* _Task brief_
Find how many lines of the records below contain the word "state" and write that number by itself.

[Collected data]
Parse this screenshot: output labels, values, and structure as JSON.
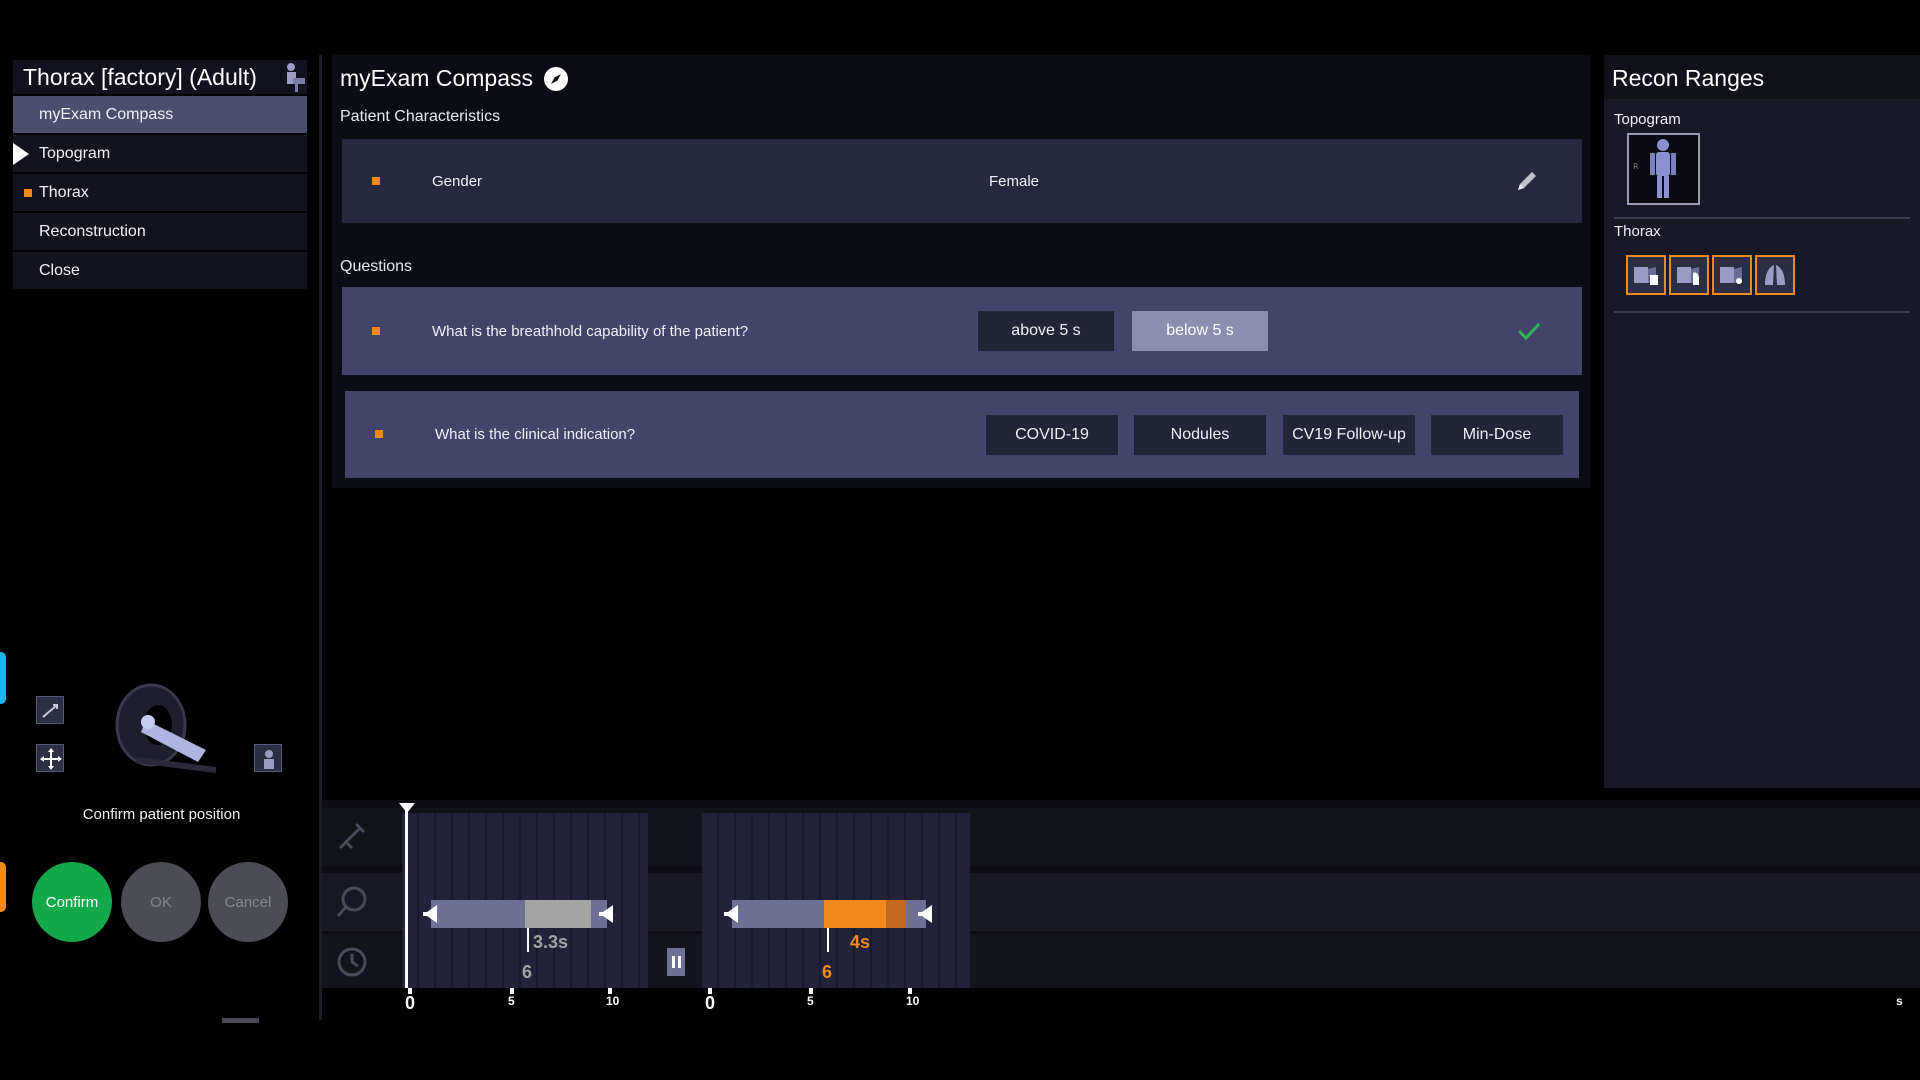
{
  "left_panel": {
    "exam_title": "Thorax [factory] (Adult)",
    "workflow": [
      {
        "label": "myExam Compass",
        "state": "active"
      },
      {
        "label": "Topogram",
        "state": "current"
      },
      {
        "label": "Thorax",
        "state": "pending"
      },
      {
        "label": "Reconstruction",
        "state": "normal"
      },
      {
        "label": "Close",
        "state": "normal"
      }
    ],
    "confirm_text": "Confirm patient position",
    "buttons": {
      "confirm": "Confirm",
      "ok": "OK",
      "cancel": "Cancel"
    }
  },
  "center": {
    "title": "myExam Compass",
    "patient_section": "Patient Characteristics",
    "gender": {
      "label": "Gender",
      "value": "Female"
    },
    "questions_section": "Questions",
    "questions": [
      {
        "text": "What is the breathhold capability of the patient?",
        "options": [
          "above 5 s",
          "below 5 s"
        ],
        "selected": "below 5 s"
      },
      {
        "text": "What is the clinical indication?",
        "options": [
          "COVID-19",
          "Nodules",
          "CV19  Follow-up",
          "Min-Dose"
        ]
      }
    ]
  },
  "right_panel": {
    "title": "Recon Ranges",
    "topogram_label": "Topogram",
    "thorax_label": "Thorax"
  },
  "timeline": {
    "scan1": {
      "duration": "3.3s",
      "count": "6"
    },
    "scan2": {
      "duration": "4s",
      "count": "6"
    },
    "axis1": [
      "0",
      "5",
      "10"
    ],
    "axis2": [
      "0",
      "5",
      "10"
    ],
    "unit": "s"
  },
  "colors": {
    "accent": "#f08a1c",
    "confirm": "#13a84a",
    "selected": "#8c8eb0",
    "check": "#2fb45a"
  }
}
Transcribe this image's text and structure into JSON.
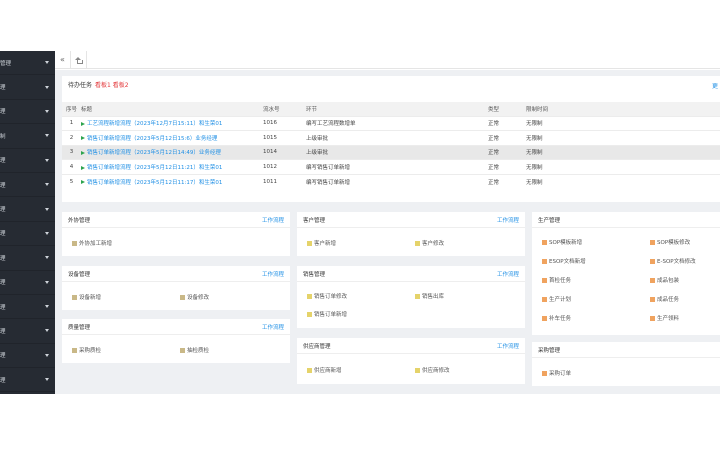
{
  "sidebar": {
    "items": [
      {
        "label": "管理"
      },
      {
        "label": "理"
      },
      {
        "label": "理"
      },
      {
        "label": "制"
      },
      {
        "label": "理"
      },
      {
        "label": "理"
      },
      {
        "label": "理"
      },
      {
        "label": "理"
      },
      {
        "label": "理"
      },
      {
        "label": "理"
      },
      {
        "label": "理"
      },
      {
        "label": "理"
      },
      {
        "label": "理"
      },
      {
        "label": "理"
      }
    ]
  },
  "tabbar": {
    "back_glyph": "«",
    "home_icon": "home-icon"
  },
  "todo": {
    "title": "待办任务",
    "alert": "看板1 看板2",
    "right_link": "更",
    "columns": {
      "idx": "序号",
      "title": "标题",
      "no": "流水号",
      "node": "环节",
      "type": "类型",
      "limit": "限制时间"
    },
    "rows": [
      {
        "idx": "1",
        "title": "工艺流程新增流程（2023年12月7日15:11）和生荣01",
        "no": "1016",
        "node": "编写工艺流程数增单",
        "type": "正常",
        "limit": "无限制"
      },
      {
        "idx": "2",
        "title": "销售订单新增流程（2023年5月12日15:6）业务经理",
        "no": "1015",
        "node": "上级审批",
        "type": "正常",
        "limit": "无限制"
      },
      {
        "idx": "3",
        "title": "销售订单新增流程（2023年5月12日14:49）业务经理",
        "no": "1014",
        "node": "上级审批",
        "type": "正常",
        "limit": "无限制"
      },
      {
        "idx": "4",
        "title": "销售订单新增流程（2023年5月12日11:21）和生荣01",
        "no": "1012",
        "node": "编写销售订单新增",
        "type": "正常",
        "limit": "无限制"
      },
      {
        "idx": "5",
        "title": "销售订单新增流程（2023年5月12日11:17）和生荣01",
        "no": "1011",
        "node": "编写销售订单新增",
        "type": "正常",
        "limit": "无限制"
      }
    ]
  },
  "panels": {
    "waixie": {
      "title": "外协管理",
      "link": "工作流程",
      "items": [
        "外协加工新增"
      ]
    },
    "shebei": {
      "title": "设备管理",
      "link": "工作流程",
      "items": [
        "设备新增",
        "设备修改"
      ]
    },
    "zhiliang": {
      "title": "质量管理",
      "link": "工作流程",
      "items": [
        "采购质检",
        "抽检质检"
      ]
    },
    "kehu": {
      "title": "客户管理",
      "link": "工作流程",
      "items": [
        "客户新增",
        "客户修改"
      ]
    },
    "xiaoshou": {
      "title": "销售管理",
      "link": "工作流程",
      "items": [
        "销售订单修改",
        "销售出库",
        "销售订单新增"
      ]
    },
    "gongying": {
      "title": "供应商管理",
      "link": "工作流程",
      "items": [
        "供应商新增",
        "供应商修改"
      ]
    },
    "shengchan": {
      "title": "生产管理",
      "items": [
        "SOP模板新增",
        "SOP模板修改",
        "ESOP文档新增",
        "E-SOP文档修改",
        "首检任务",
        "成品包装",
        "生产计划",
        "成品任务",
        "补车任务",
        "生产领料"
      ]
    },
    "caigou": {
      "title": "采购管理",
      "items": [
        "采购订单"
      ]
    }
  },
  "colors": {
    "sidebar_bg": "#262b33",
    "link": "#1f8fe5",
    "alert": "#e4393c",
    "flag": "#2da44e"
  }
}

* _Answer space_
5